#### Records from a collection
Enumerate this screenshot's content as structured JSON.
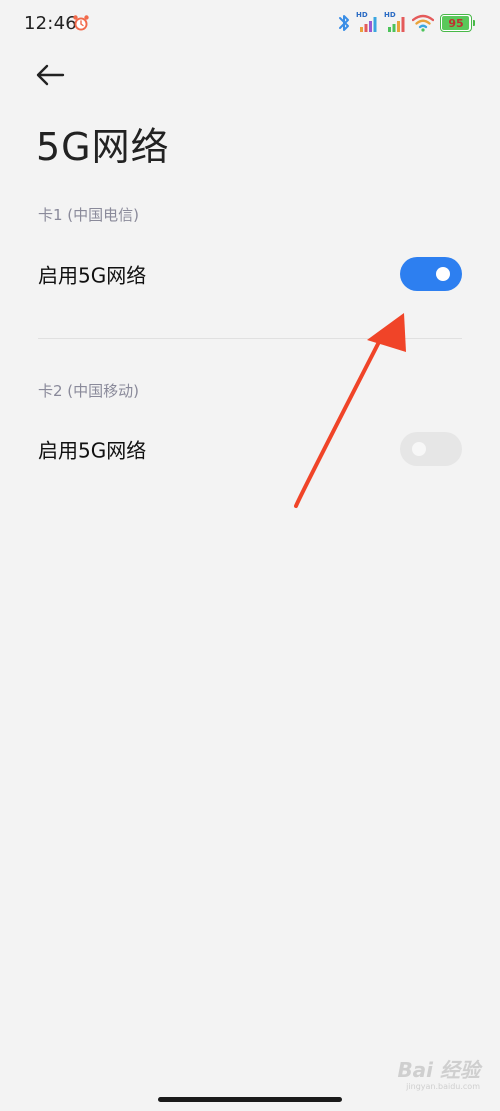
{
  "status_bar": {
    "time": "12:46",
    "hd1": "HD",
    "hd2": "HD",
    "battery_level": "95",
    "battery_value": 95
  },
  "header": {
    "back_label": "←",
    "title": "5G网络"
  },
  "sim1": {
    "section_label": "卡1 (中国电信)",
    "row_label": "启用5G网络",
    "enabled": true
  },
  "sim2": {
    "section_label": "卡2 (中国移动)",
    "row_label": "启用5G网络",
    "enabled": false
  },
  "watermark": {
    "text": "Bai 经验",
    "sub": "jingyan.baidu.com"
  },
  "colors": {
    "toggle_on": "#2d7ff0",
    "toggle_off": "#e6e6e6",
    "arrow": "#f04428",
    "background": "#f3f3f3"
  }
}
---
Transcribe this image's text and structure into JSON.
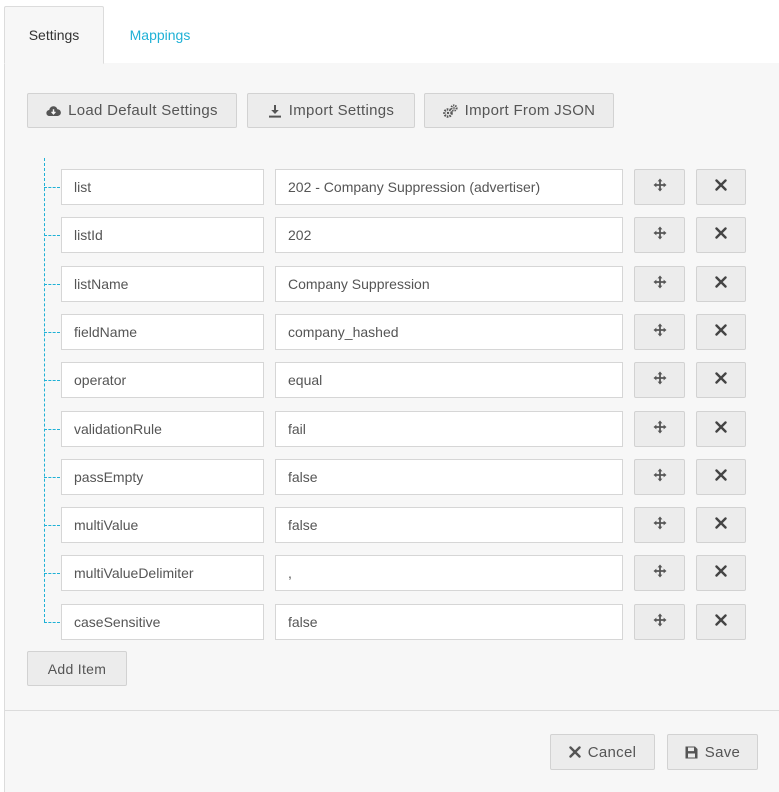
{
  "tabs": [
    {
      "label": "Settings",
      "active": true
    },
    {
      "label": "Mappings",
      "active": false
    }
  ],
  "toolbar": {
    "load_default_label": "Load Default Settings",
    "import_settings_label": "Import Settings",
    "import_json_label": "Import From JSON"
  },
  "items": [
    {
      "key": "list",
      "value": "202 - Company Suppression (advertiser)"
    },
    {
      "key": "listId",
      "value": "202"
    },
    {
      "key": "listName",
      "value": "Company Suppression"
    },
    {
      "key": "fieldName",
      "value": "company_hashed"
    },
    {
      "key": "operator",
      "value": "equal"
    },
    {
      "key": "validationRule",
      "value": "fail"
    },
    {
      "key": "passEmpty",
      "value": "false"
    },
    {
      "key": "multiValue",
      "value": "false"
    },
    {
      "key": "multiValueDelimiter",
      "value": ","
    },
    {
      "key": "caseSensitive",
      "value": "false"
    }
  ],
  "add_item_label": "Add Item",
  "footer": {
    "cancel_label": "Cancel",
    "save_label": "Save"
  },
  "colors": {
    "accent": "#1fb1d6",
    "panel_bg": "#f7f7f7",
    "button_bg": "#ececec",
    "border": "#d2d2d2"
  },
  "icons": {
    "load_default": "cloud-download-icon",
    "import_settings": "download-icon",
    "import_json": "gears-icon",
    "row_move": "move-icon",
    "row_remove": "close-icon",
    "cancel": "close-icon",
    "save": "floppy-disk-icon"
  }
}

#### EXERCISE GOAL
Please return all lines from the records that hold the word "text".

#### COMPLETED TASK
    "text": "Bai 经验",
Transcribe this image's text and structure into JSON.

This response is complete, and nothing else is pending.